December 18, 1805
I am making much progress in drawing the maps, with notes from my journal. If I had a carot of tobacco for every time Lewis mixed up Cassiopeia with Asia Minor, I'd have a great deal of tobacco indeed. And we would have ended up in Florida, or God knows where. So just when I have a few minutes to myself in comes Captain Nosey with his comments about the mapmaking. Says I, Lewis I have got it covered, but he has to add his two pence.

December 21, 1805
It seems the only respite is to visit Chief Brown Bear, who is a good friend, honest, and a good man. I leave after supper with my journal, saying I am going out to make a few notes on the foliage, in the name of science. Brown Bear is home, which is my good fortune. He invites me in to his teepee which has a musty smell that fills my nostrils.

He offers the pipe and we smoke. Says I, Chief, have you ever had a co-Chief, or someone you have to work with who really gets on your nerves. He says he had a sister who would challenge his authority, but he sold her to another tribe. I ask the Chief if he would like to buy Lewis, and he blows the smoke right out of his nose! We laugh heartily. He says, Bill, don't ever do that while I am taking in the smoke.

Says I, Brownie, can I stay here tonight. He has stayed at the fort many times after a long evening, and I know he will not refuse me. I stay and in the morning his wife brings dried elk, which is delicious. I am reluctant to return to the fort.
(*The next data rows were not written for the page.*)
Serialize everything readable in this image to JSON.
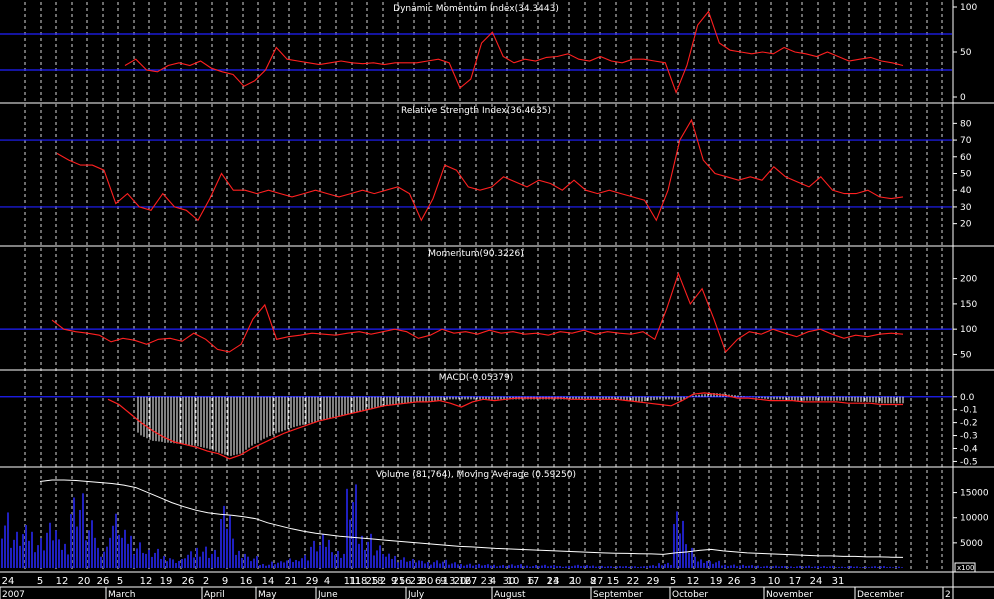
{
  "colors": {
    "background": "#000000",
    "grid": "#ffffff",
    "reference_line": "#2020ff",
    "indicator_line": "#ff2020",
    "volume_bar": "#2020c0",
    "histogram_bar": "#ffffff",
    "moving_average": "#ffffff"
  },
  "chart_data": [
    {
      "type": "line",
      "title": "Dynamic Momentum Index(34.3443)",
      "yticks": [
        "0",
        "50",
        "100"
      ],
      "ylim": [
        0,
        100
      ],
      "reference_lines": [
        30,
        70
      ],
      "series": [
        {
          "values": [
            35,
            42,
            30,
            28,
            35,
            38,
            35,
            40,
            32,
            28,
            25,
            12,
            18,
            30,
            55,
            42,
            40,
            38,
            36,
            38,
            40,
            38,
            37,
            38,
            36,
            38,
            38,
            38,
            40,
            42,
            38,
            10,
            20,
            60,
            72,
            45,
            38,
            42,
            40,
            44,
            45,
            48,
            42,
            40,
            45,
            40,
            38,
            42,
            42,
            40,
            38,
            5,
            35,
            80,
            95,
            60,
            52,
            50,
            48,
            50,
            48,
            55,
            50,
            48,
            45,
            50,
            45,
            40,
            42,
            44,
            40,
            38,
            35
          ]
        }
      ]
    },
    {
      "type": "line",
      "title": "Relative Strength Index(36.4635)",
      "yticks": [
        "20",
        "30",
        "40",
        "50",
        "60",
        "70",
        "80"
      ],
      "ylim": [
        15,
        85
      ],
      "reference_lines": [
        30,
        70
      ],
      "series": [
        {
          "values": [
            62,
            58,
            55,
            55,
            52,
            32,
            38,
            30,
            28,
            38,
            30,
            28,
            22,
            35,
            50,
            40,
            40,
            38,
            40,
            38,
            36,
            38,
            40,
            38,
            36,
            38,
            40,
            38,
            40,
            42,
            38,
            22,
            35,
            55,
            52,
            42,
            40,
            42,
            48,
            45,
            42,
            46,
            44,
            40,
            46,
            40,
            38,
            40,
            38,
            36,
            34,
            22,
            40,
            70,
            82,
            58,
            50,
            48,
            46,
            48,
            46,
            54,
            48,
            45,
            42,
            48,
            40,
            38,
            38,
            40,
            36,
            35,
            36
          ]
        }
      ]
    },
    {
      "type": "line",
      "title": "Momentum(90.3226)",
      "yticks": [
        "50",
        "100",
        "150",
        "200"
      ],
      "ylim": [
        35,
        225
      ],
      "reference_lines": [
        100
      ],
      "series": [
        {
          "values": [
            118,
            100,
            95,
            92,
            88,
            75,
            82,
            78,
            70,
            80,
            82,
            76,
            92,
            80,
            60,
            55,
            70,
            120,
            148,
            80,
            85,
            88,
            92,
            90,
            88,
            92,
            95,
            90,
            95,
            100,
            95,
            82,
            88,
            100,
            92,
            95,
            90,
            98,
            92,
            95,
            90,
            92,
            88,
            95,
            92,
            98,
            90,
            95,
            92,
            90,
            95,
            80,
            140,
            210,
            150,
            180,
            120,
            55,
            80,
            95,
            90,
            100,
            92,
            85,
            95,
            100,
            90,
            82,
            88,
            85,
            90,
            92,
            90
          ]
        }
      ]
    },
    {
      "type": "bar",
      "title": "MACD(-0.05379)",
      "yticks": [
        "0.0",
        "-0.1",
        "-0.2",
        "-0.3",
        "-0.4",
        "-0.5"
      ],
      "ylim": [
        -0.52,
        0.06
      ],
      "reference_lines": [
        0
      ],
      "series": [
        {
          "values": [
            -0.05,
            -0.12,
            -0.22,
            -0.3,
            -0.34,
            -0.35,
            -0.36,
            -0.37,
            -0.38,
            -0.4,
            -0.43,
            -0.46,
            -0.44,
            -0.38,
            -0.33,
            -0.29,
            -0.26,
            -0.23,
            -0.21,
            -0.19,
            -0.17,
            -0.15,
            -0.13,
            -0.11,
            -0.09,
            -0.07,
            -0.06,
            -0.05,
            -0.04,
            -0.04,
            -0.03,
            -0.02,
            -0.02,
            -0.02,
            -0.02,
            -0.02,
            -0.02,
            -0.02,
            -0.02,
            -0.02,
            -0.02,
            -0.02,
            -0.02,
            -0.02,
            -0.02,
            -0.02,
            -0.02,
            -0.03,
            -0.04,
            -0.03,
            -0.02,
            -0.02,
            -0.03,
            0.01,
            0.02,
            0.03,
            0.02,
            0.01,
            0.0,
            -0.01,
            -0.02,
            -0.02,
            -0.03,
            -0.03,
            -0.03,
            -0.03,
            -0.03,
            -0.03,
            -0.04,
            -0.04,
            -0.05,
            -0.05,
            -0.05
          ]
        },
        {
          "values": [
            -0.02,
            -0.06,
            -0.13,
            -0.2,
            -0.26,
            -0.31,
            -0.35,
            -0.37,
            -0.39,
            -0.42,
            -0.44,
            -0.48,
            -0.45,
            -0.4,
            -0.36,
            -0.32,
            -0.28,
            -0.25,
            -0.22,
            -0.19,
            -0.17,
            -0.15,
            -0.13,
            -0.11,
            -0.09,
            -0.07,
            -0.06,
            -0.05,
            -0.04,
            -0.04,
            -0.03,
            -0.05,
            -0.08,
            -0.04,
            -0.02,
            -0.03,
            -0.02,
            -0.01,
            -0.01,
            -0.01,
            -0.01,
            -0.01,
            -0.02,
            -0.02,
            -0.02,
            -0.02,
            -0.02,
            -0.03,
            -0.04,
            -0.05,
            -0.06,
            -0.07,
            -0.03,
            0.02,
            0.03,
            0.02,
            0.01,
            -0.01,
            -0.01,
            -0.02,
            -0.03,
            -0.03,
            -0.03,
            -0.04,
            -0.04,
            -0.04,
            -0.04,
            -0.05,
            -0.05,
            -0.05,
            -0.06,
            -0.06,
            -0.06
          ]
        }
      ]
    },
    {
      "type": "bar",
      "title": "Volume (81,764), Moving Average (0.59250)",
      "yticks": [
        "5000",
        "10000",
        "15000"
      ],
      "ylim": [
        0,
        18500
      ],
      "unit_label": "x100",
      "series": [
        {
          "values": [
            13000,
            8000,
            9000,
            7000,
            10000,
            6000,
            16500,
            10000,
            5000,
            12000,
            8000,
            6000,
            4000,
            3000,
            2000,
            3500,
            5000,
            4000,
            13000,
            4000,
            2500,
            1000,
            1500,
            2000,
            3000,
            6000,
            7000,
            4000,
            17500,
            8000,
            5000,
            3000,
            2500,
            2000,
            1500,
            1800,
            1200,
            1000,
            900,
            800,
            700,
            800,
            600,
            700,
            600,
            500,
            700,
            600,
            500,
            400,
            500,
            400,
            600,
            1200,
            12500,
            5000,
            2000,
            1500,
            800,
            700,
            600,
            500,
            500,
            400,
            500,
            400,
            500,
            300,
            400,
            300,
            400,
            300,
            300
          ]
        },
        {
          "values": [
            17200,
            17500,
            17500,
            17400,
            17200,
            17000,
            16800,
            16500,
            16000,
            15000,
            14000,
            13000,
            12200,
            11500,
            11000,
            10700,
            10500,
            10200,
            9800,
            9000,
            8400,
            7800,
            7300,
            6900,
            6600,
            6300,
            6100,
            5900,
            5700,
            5500,
            5300,
            5100,
            4900,
            4700,
            4500,
            4300,
            4200,
            4050,
            3900,
            3800,
            3700,
            3600,
            3500,
            3400,
            3300,
            3200,
            3100,
            3000,
            2950,
            2900,
            2850,
            2800,
            2700,
            3000,
            3200,
            3500,
            3700,
            3400,
            3200,
            3000,
            2900,
            2800,
            2700,
            2600,
            2500,
            2400,
            2400,
            2300,
            2300,
            2200,
            2200,
            2150,
            2100
          ]
        }
      ]
    }
  ],
  "x_axis": {
    "day_labels": [
      "24",
      "5",
      "12",
      "20",
      "26",
      "5",
      "12",
      "19",
      "26",
      "2",
      "9",
      "16",
      "14",
      "21",
      "29",
      "4",
      "11",
      "18",
      "25",
      "2",
      "9",
      "16",
      "23",
      "30",
      "6",
      "13",
      "20",
      "27",
      "4",
      "10",
      "17",
      "24",
      "1",
      "8",
      "15",
      "22",
      "29",
      "5",
      "12",
      "19",
      "26",
      "3",
      "10",
      "17",
      "24",
      "31"
    ],
    "overlap_labels": [
      "11",
      "18",
      "25",
      "2",
      "9",
      "16",
      "23",
      "30",
      "6",
      "13",
      "20",
      "27"
    ],
    "month_labels": [
      "2007",
      "March",
      "April",
      "May",
      "June",
      "July",
      "August",
      "September",
      "October",
      "November",
      "December",
      "2"
    ]
  }
}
December 31, 1805
A new year is upon us. I am attempting to be merry and hopeful about the future, but lying awake on these cold nights, I cannot help but believe it is the good Lord’s design that we all perish out here in the thick of nowhere. If it is to happen, dear Father in Heaven, do not let the last face I see be Lewis’s. Do not let the last words I hear come from his ever-running mouth. His ideas are maddening. Oft times he makes no sense at all. A fortnight ago he was bragging about his robust physique; now he is laid out like a sloth and complaining about a weakness in the chest. Which is it? I asked him, standing in his cabin doorway with my arms akimbo. Whereupon he threw a boot at me and it hit me in my most sacred object. The pain had me doubled over. I am not proud of having cried like a little girl, but any man worth his salt would have done the same. To add insult to injury, Sacajaweya was witness to the whole scene, and was laughing so merrily that she nearly dropped her infant. Speaking of which, I thought she was going to trade that away, or whatever Indians do with their young. It would be nice to get some sleep again and not be woken every two hours by a screaming babe.
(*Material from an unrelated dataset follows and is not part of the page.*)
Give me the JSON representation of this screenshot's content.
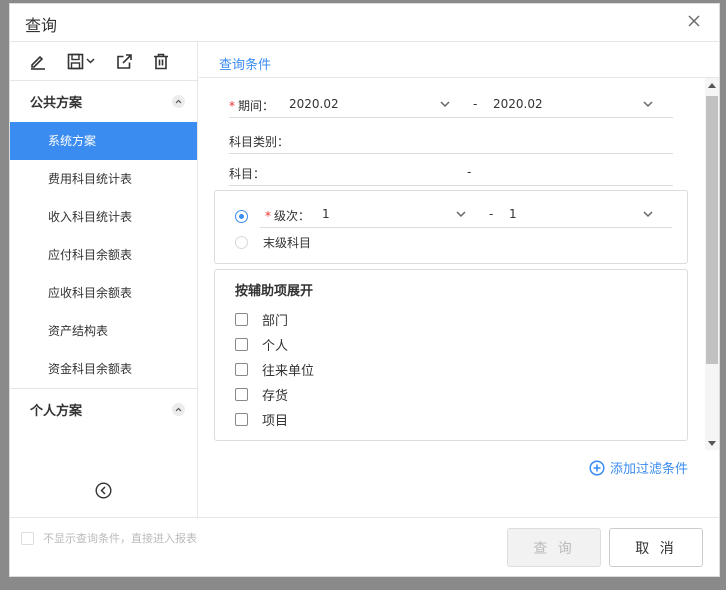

January 12, 1806
Lewis is full of questions about why I did not return to the fort last night, or the night before, or the night before. This I expected. Did Brown Bear get any of your supplies, asks he, and I tell him that Brown Bear is an honest man, but he listens not. Did you check your pockets after you left, says he. It makes me angry to hear it.

There is much work to do, according to Lewis. I think we did plenty just getting here. Besides, listening to Lewis every day is like work in itself, and I have little energy remaining after these ordeals. It is something new each day. This morning he speaks endlessly of crossing the river to explore more on the north side. Or not, says I. We did that already, and does he have any recollection of it at all. We didn't name it Cape Disappointment for nothing.